I picked up Ex Libris in a manner that its author would approve of: in a used bookstore. I’ve actually owned it for almost seven months, but I only got around to reading it now, because I wasn’t in love with reading for a while. If I had read it right away, I might have reconciled with it sooner.
The first collection from essayist and reporter Anne Fadiman, Ex Libris: Confessions of a Common Reader is the chronicle of a life devoted to bibliophilia. Reading, words, and books are everywhere—as obsession, addiction, and pleasure.
But Fadiman does not fall into the trap of being overly precious about books as physical objects. Her extensive collection is largely categorized and alphabetized, she would not be caught dead sorting by color and size, and it took ten years of cohabitation before she was willing to merge shelves with her husband and toss the duplicates, but she revels in marginalia, inscriptions, and the wear on used editions. As she remarks in “Never Do That To A Book” after her brother leaves a book open face down on a family vacation and a maid bookmarks it, closes it, and leaves him a scandalized note:
[J]ust as there is more than one way to love a person, so is there more than one way to love a book. The chambermaid believed in courtly love. A book’s physical self was sacrosanct to her, its form inseparable from its content; her duty as a lover was Platonic adoration, a noble but doomed attempt to conserve forever the state of perfect chastity in which it had left the bookseller. The Fadiman family believed in carnal love. To us, a book’s words were holy, but the paper, cloth, cardboard, glue, thread, and ink that contained them were a mere vessel, and it was no sacrilege to treat them as wantonly as desire and pragmatism dictated. Hard use was a sign not of disrespect but of intimacy.
Immaculate first editions have no place in Fadiman’s library. In a passage that I, a recent convert to writing in books, felt compelled to star, she says that she has “come to view margins as a literary commons with grazing room for everyone—the more, the merrier.” In several essays she discusses the joy of seeing previous readers’ annotations, with scribbled notes composing both a personal history—a record of her thoughts reading Middlemarch at age eighteen, a bookplate in a text on womanhood that belonged to her great-grandmother, an inscription from an author who is also a friend—and establishing her as one in an ongoing series of owners. Stamps and reading lists fall out. Reading a book is not only part of her life; she becomes part of its.
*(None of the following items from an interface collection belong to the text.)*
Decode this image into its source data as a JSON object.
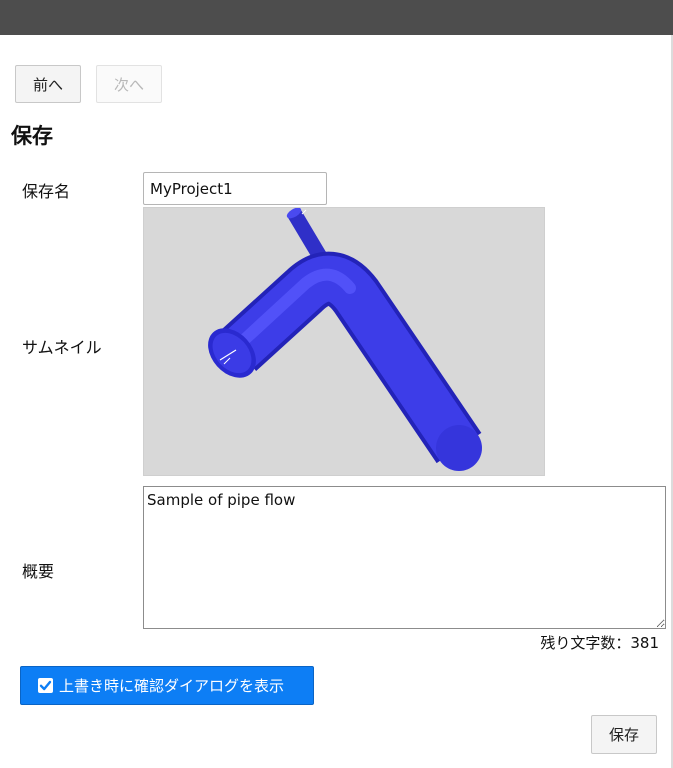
{
  "nav": {
    "prev_label": "前へ",
    "next_label": "次へ"
  },
  "page": {
    "title": "保存"
  },
  "form": {
    "name_label": "保存名",
    "name_value": "MyProject1",
    "thumbnail_label": "サムネイル",
    "description_label": "概要",
    "description_value": "Sample of pipe flow",
    "remaining_chars": "残り文字数：381",
    "confirm_dialog_label": "上書き時に確認ダイアログを表示",
    "confirm_dialog_checked": true,
    "save_label": "保存"
  },
  "colors": {
    "topbar": "#4d4d4d",
    "accent": "#0d7ef5",
    "pipe": "#3a3ae6",
    "thumbnail_bg": "#d8d8d8"
  },
  "icons": {
    "confirm_checkbox": "check-icon"
  }
}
In the preface to Ex Libris, Fadiman describes her childhood self as the type of reader who “awakens from a book as from an abyssal sleep, swimming heavily up through layers of consciousness toward a reality that seems less real than the dream-state that has been left behind.” As an adult, she discusses cravings for the food that authors describe and trips to places she reads about, book in hand, in order to experience them through the authors’ eyes. In organizing and reorganizing, inscribing and vandalizing, shelving and rediscovering, and answering the eternal question of whether or not to correct a menu—yes, obviously—Fadiman comes to see the written word less as an escape from reality than a way to improve it.
Despite being well versed in the classic, the literary, and the obscure, Fadiman is not romantic with her reading. In “The Catalogical Imperative” she details a litany of materials read cover to cover, not because they are good, but because they are there, including the Yellow Pages (Ex Libris was published in 1997), a 1974 Toyota Corolla manual, and the Nordstrom catalogue: “How can I justify a stroll to the new stand to pick up The New York Review of Books when Alsto’s Handy Helpers is right there in my mailbox, offering, among other memorable lucubrations, 103 words in praise of the Ro-Si Rotating Composter?” It is impossible not to think about reading and re-reading the back of cereal boxes as a child (and sometimes now). Or scanning and editing bathroom-stall graffiti. Or reading the words in every ad on the metro just because they’re there. Fadiman legitimizes the sort of incidental reading that happens when a fresh book is out of reach. And nothing takes the imagined pressure off obligatory reading like a discussion of the merits of direct mail by someone who, elsewhere, also discusses the joys of reading Homer’s Odyssey aloud in Greek. Fadiman’s appreciation for reading extends not only to the written word, but any written word, an omnivorous approach that in a world of to-read lists and public taste profiles is almost radical. Everything is worth reading, if you want to read it.
Fadiman’s sheer voraciousness and exuberant joy inspires the same. Ex Libris is the type of book that only someone who’s been in love with reading will love, but it’s also the type of book to make you fall in love with reading all over again. And again. And again.
– Carolyn Yates is a freelance editor, scholarly copy editor, and writer based in Montreal. She tweets at @c_yates.